What questions were asked about sports cars?
“Our primary hypothesis was that ratings for sports cars increased when male participants were manipulated to believe that they have relatively small (pickles),” the study’s researchers said. “We tested a secondary hypothesis, that the link is driven by self-esteem in general, with other trials that contained manipulated facts about what might impact self-esteem in different ways, and a variety of luxury and non-luxury products. Finally, we analyzed participants’ age, since it determines both mating strategies and patterns.
“The key experimental trial told participants that the average erect (willie) size of other men was either seven inches, a small (member), low self-esteem; or four inches, a large (baloney), high self-esteem, and was always followed by a rating of one of six sports cars. On four trials, they were given either the original fact, or a version with one detail changed and asked if the statement was true or false. After the experiment trials, participants were told that some of the facts they had been told were incorrect, and they were asked to give their estimates of the true values of these facts, including the true average (wee wee) size.”

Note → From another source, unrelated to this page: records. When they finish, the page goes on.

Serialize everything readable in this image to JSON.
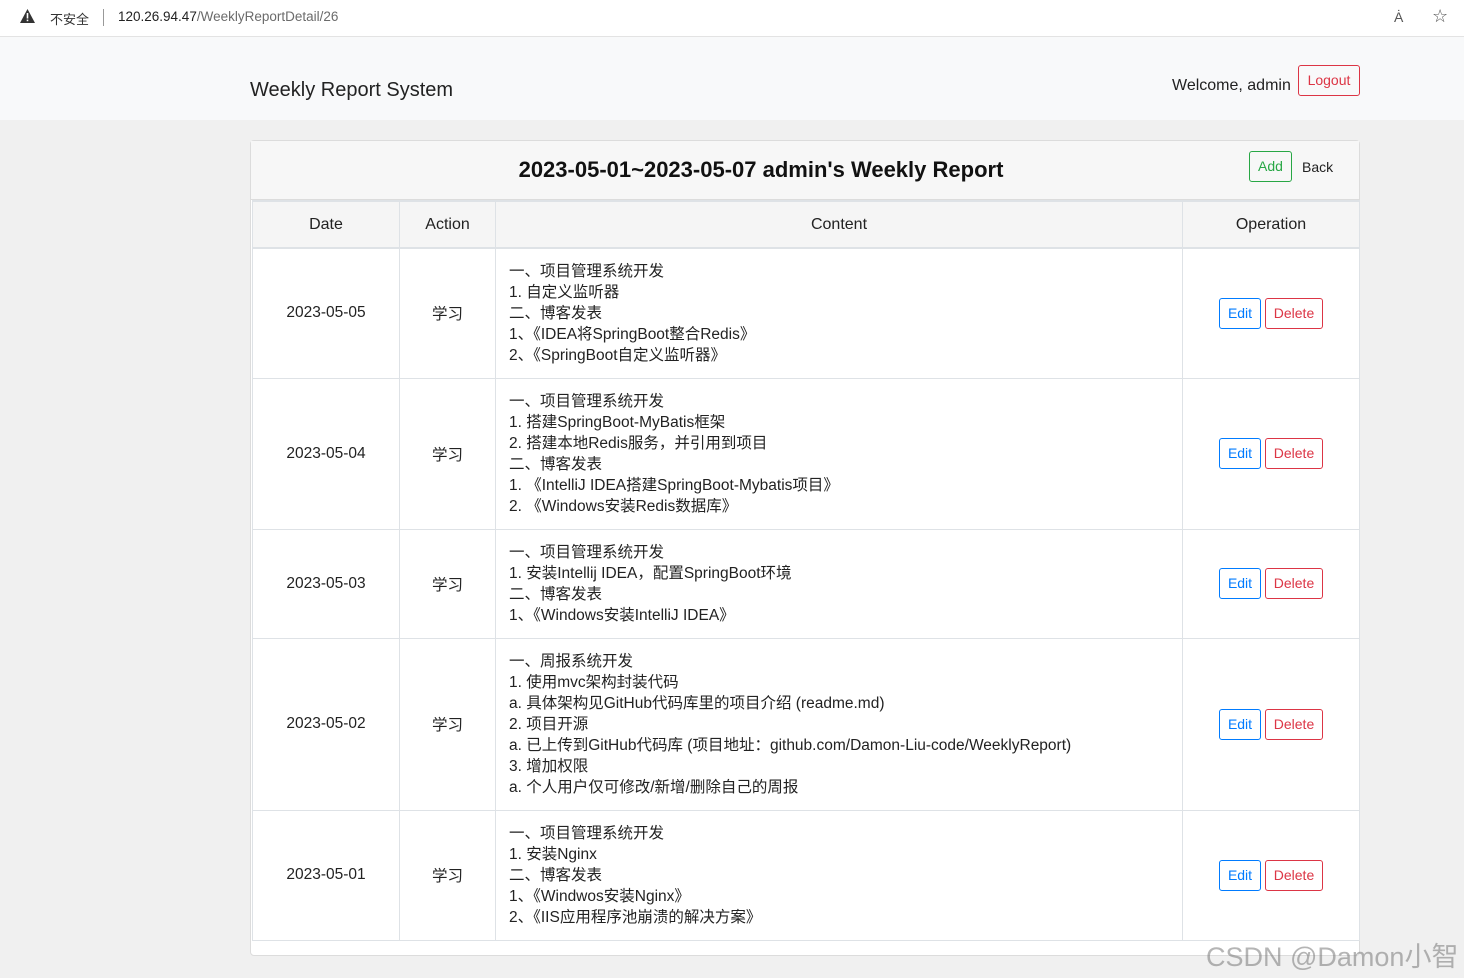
{
  "browser": {
    "security_label": "不安全",
    "url_host": "120.26.94.47",
    "url_path": "/WeeklyReportDetail/26",
    "read_aloud_glyph": "Ȧ",
    "favorite_glyph": "☆"
  },
  "header": {
    "brand": "Weekly Report System",
    "welcome": "Welcome, admin",
    "logout_label": "Logout"
  },
  "card": {
    "title": "2023-05-01~2023-05-07 admin's Weekly Report",
    "add_label": "Add",
    "back_label": "Back"
  },
  "table": {
    "columns": [
      "Date",
      "Action",
      "Content",
      "Operation"
    ],
    "edit_label": "Edit",
    "delete_label": "Delete",
    "rows": [
      {
        "date": "2023-05-05",
        "action": "学习",
        "content": [
          "一、项目管理系统开发",
          "1. 自定义监听器",
          "二、博客发表",
          "1、《IDEA将SpringBoot整合Redis》",
          "2、《SpringBoot自定义监听器》"
        ]
      },
      {
        "date": "2023-05-04",
        "action": "学习",
        "content": [
          "一、项目管理系统开发",
          "1. 搭建SpringBoot-MyBatis框架",
          "2. 搭建本地Redis服务，并引用到项目",
          "二、博客发表",
          "1. 《IntelliJ IDEA搭建SpringBoot-Mybatis项目》",
          "2. 《Windows安装Redis数据库》"
        ]
      },
      {
        "date": "2023-05-03",
        "action": "学习",
        "content": [
          "一、项目管理系统开发",
          "1. 安装Intellij IDEA，配置SpringBoot环境",
          "二、博客发表",
          "1、《Windows安装IntelliJ IDEA》"
        ]
      },
      {
        "date": "2023-05-02",
        "action": "学习",
        "content": [
          "一、周报系统开发",
          "1. 使用mvc架构封装代码",
          "a. 具体架构见GitHub代码库里的项目介绍 (readme.md)",
          "2. 项目开源",
          "a. 已上传到GitHub代码库 (项目地址：github.com/Damon-Liu-code/WeeklyReport)",
          "3. 增加权限",
          "a. 个人用户仅可修改/新增/删除自己的周报"
        ]
      },
      {
        "date": "2023-05-01",
        "action": "学习",
        "content": [
          "一、项目管理系统开发",
          "1. 安装Nginx",
          "二、博客发表",
          "1、《Windwos安装Nginx》",
          "2、《IIS应用程序池崩溃的解决方案》"
        ]
      }
    ]
  },
  "watermark": "CSDN @Damon小智",
  "colors": {
    "danger": "#dc3545",
    "success": "#28a745",
    "primary": "#007bff"
  }
}
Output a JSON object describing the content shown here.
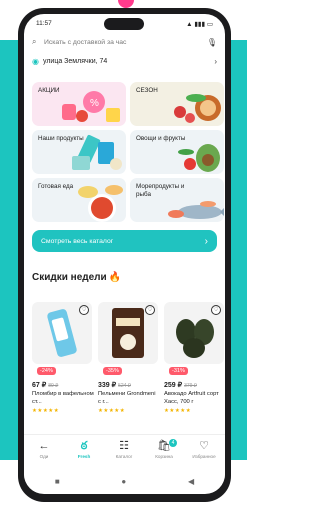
{
  "status": {
    "time": "11:57",
    "icons": "▲ ▮▮▮ ▭"
  },
  "search": {
    "placeholder": "Искать с доставкой за час"
  },
  "address": {
    "label": "улица Землячки, 74"
  },
  "categories": [
    {
      "label": "АКЦИИ"
    },
    {
      "label": "СЕЗОН"
    },
    {
      "label": "Наши продукты"
    },
    {
      "label": "Овощи и фрукты"
    },
    {
      "label": "Готовая еда"
    },
    {
      "label": "Морепродукты и рыба"
    }
  ],
  "catalog_button": {
    "label": "Смотреть весь каталог"
  },
  "deals": {
    "title": "Скидки недели",
    "products": [
      {
        "discount": "-24%",
        "price": "67 ₽",
        "old_price": "89 ₽",
        "name": "Пломбир в вафельном ст...",
        "stars": "★★★★★"
      },
      {
        "discount": "-35%",
        "price": "339 ₽",
        "old_price": "524 ₽",
        "name": "Пельмени Grondmeni с г...",
        "stars": "★★★★★"
      },
      {
        "discount": "-31%",
        "price": "259 ₽",
        "old_price": "379 ₽",
        "name": "Авокадо Artfruit сорт Хасс, 700 г",
        "stars": "★★★★★"
      }
    ]
  },
  "tabs": [
    {
      "label": "Оди"
    },
    {
      "label": "Fresh"
    },
    {
      "label": "Каталог"
    },
    {
      "label": "Корзина",
      "badge": "4"
    },
    {
      "label": "Избранное"
    }
  ]
}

What researchers found was that when given information to make them feel insecure, respondents were more interested in buying a sports car. Those aged 29 and older showed an especially higher sports car interest when presented with false facts. So take it or leave it, those were the results of the study.